Thanks to the help of warm- up activities, my teens not only know their peers, but are comfortable in their environment. I can tell because the room gets filled with smiles, laughter, and positive energy! Naishawn even commented “ We get to go on field trips?!? I love this job.” This week we started research projects! Teens got into teams of 3, so in total we have 6 groups. Each came up with their team name such as “ the unknown’s, the powerpuffs, the kat’s, the big head’s and so on.” Although the group names are iffy, their research topics are not. Once we entered into the FBI website, they provide an in-depth “famous cases and criminals” section. Teens choose topics such as, 9/11, Bonnie and Clyde, the Beltway Snipers, and Al Capone. Teens are still conducting their research, and preparing for presentations. So be on the look out!
We switched topics and ended the week with hair and impressions. After learning the difference of how TV shows dramatize laboratory evidence, the teens understood how important it is to pay attention to all sides of a story- reality vs myths. Ahmaya said” I never really thought about how the low lights in CSI would really interfere with actual analysis in a real forensics lab.” We then learned about parts of the hair such as cortex, medulla, shaft, and root. The teens also took a look at pictures of different types of animal hair such as rat, cat, horse and pig. Aaliyah said “ Ewwww the rat hair is disgusting, look at clumps and ridges.” Kimberly said “ Wow dog and pig hair look really similar to human hair.” The teens also took at look at Ms. N’s hair under the microscope. The teens were able to identify and get a good look at hair with large roots. “ Isaih was shocked when he learned about the root; he said “ this little root can have nuclear DNA?!?!… but its so small.”

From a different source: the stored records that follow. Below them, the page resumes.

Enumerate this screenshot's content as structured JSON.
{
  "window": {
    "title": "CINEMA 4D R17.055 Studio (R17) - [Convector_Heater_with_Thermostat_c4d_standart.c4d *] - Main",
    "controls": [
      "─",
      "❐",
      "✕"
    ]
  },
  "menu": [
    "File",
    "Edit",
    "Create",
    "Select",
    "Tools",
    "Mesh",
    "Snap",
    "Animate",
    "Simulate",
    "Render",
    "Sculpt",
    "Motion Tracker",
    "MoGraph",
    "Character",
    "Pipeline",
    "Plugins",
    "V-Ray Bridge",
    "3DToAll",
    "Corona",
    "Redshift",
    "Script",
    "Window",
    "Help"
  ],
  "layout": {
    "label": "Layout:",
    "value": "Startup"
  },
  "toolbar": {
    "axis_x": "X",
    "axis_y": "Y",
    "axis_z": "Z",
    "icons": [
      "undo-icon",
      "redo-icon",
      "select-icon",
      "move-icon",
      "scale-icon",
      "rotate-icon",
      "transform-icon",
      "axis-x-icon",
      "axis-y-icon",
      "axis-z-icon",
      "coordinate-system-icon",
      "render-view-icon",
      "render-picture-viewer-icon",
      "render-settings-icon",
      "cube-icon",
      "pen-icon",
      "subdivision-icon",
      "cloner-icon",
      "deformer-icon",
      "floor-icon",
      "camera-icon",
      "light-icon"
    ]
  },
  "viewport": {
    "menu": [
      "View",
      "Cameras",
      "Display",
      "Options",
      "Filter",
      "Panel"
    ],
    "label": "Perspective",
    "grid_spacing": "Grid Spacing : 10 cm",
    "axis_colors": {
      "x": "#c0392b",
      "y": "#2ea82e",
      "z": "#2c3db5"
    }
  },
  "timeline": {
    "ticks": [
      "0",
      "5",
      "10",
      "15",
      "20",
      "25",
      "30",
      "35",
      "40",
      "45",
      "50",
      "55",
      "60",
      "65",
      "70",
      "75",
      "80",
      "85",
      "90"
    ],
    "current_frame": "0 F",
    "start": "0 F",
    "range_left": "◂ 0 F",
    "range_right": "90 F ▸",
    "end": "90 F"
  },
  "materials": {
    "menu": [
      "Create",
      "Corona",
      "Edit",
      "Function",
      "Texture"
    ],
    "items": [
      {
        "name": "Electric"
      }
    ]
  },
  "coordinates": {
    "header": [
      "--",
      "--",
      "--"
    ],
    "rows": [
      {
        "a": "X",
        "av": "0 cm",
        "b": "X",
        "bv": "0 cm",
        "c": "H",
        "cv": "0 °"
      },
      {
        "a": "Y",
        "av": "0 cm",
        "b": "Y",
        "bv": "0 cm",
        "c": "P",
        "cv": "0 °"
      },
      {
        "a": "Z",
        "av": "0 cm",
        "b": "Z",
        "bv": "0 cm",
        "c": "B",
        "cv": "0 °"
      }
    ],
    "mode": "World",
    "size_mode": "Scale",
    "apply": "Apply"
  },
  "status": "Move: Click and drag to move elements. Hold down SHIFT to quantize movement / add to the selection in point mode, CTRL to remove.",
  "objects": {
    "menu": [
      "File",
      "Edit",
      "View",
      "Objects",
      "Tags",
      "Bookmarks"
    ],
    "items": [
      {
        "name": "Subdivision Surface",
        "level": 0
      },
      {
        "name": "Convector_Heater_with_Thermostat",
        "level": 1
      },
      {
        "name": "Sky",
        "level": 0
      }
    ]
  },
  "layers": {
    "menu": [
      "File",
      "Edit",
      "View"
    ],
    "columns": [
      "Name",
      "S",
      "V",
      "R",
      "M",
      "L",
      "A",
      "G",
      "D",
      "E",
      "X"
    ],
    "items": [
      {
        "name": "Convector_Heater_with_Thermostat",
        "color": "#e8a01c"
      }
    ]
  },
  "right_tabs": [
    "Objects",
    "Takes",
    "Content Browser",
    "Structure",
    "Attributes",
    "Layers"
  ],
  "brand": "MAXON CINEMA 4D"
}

The next topic was imprints. We discussed tire tracks, shoe prints, and dental marks. We played small activities that included famous cases. Then once teens learned enough about dental marks, they took their measurements on foam plates! Andrea said “ Pass me the different markers, I want to color coordinate my different dental marks.” Once the teens were done, I ran into the room all energized, and shocked. I told the teens “ Who took a bite of my apple.. this was my lunch.” The teens then started bursting out laughing and yelling. I then told them to help me find the culprit using our new skills. Teens put the foam plates on one table and out the apple in the middle; they slowly removed plated they believed did not fit the dental marks on the apple. The class was stuck on 2 teens, April and Isaih, but by this time knew I asked one of them to bite my apple on purpose. April is the culprit and I am glad the teens got as far in their analysis as they did! Good job forensics class!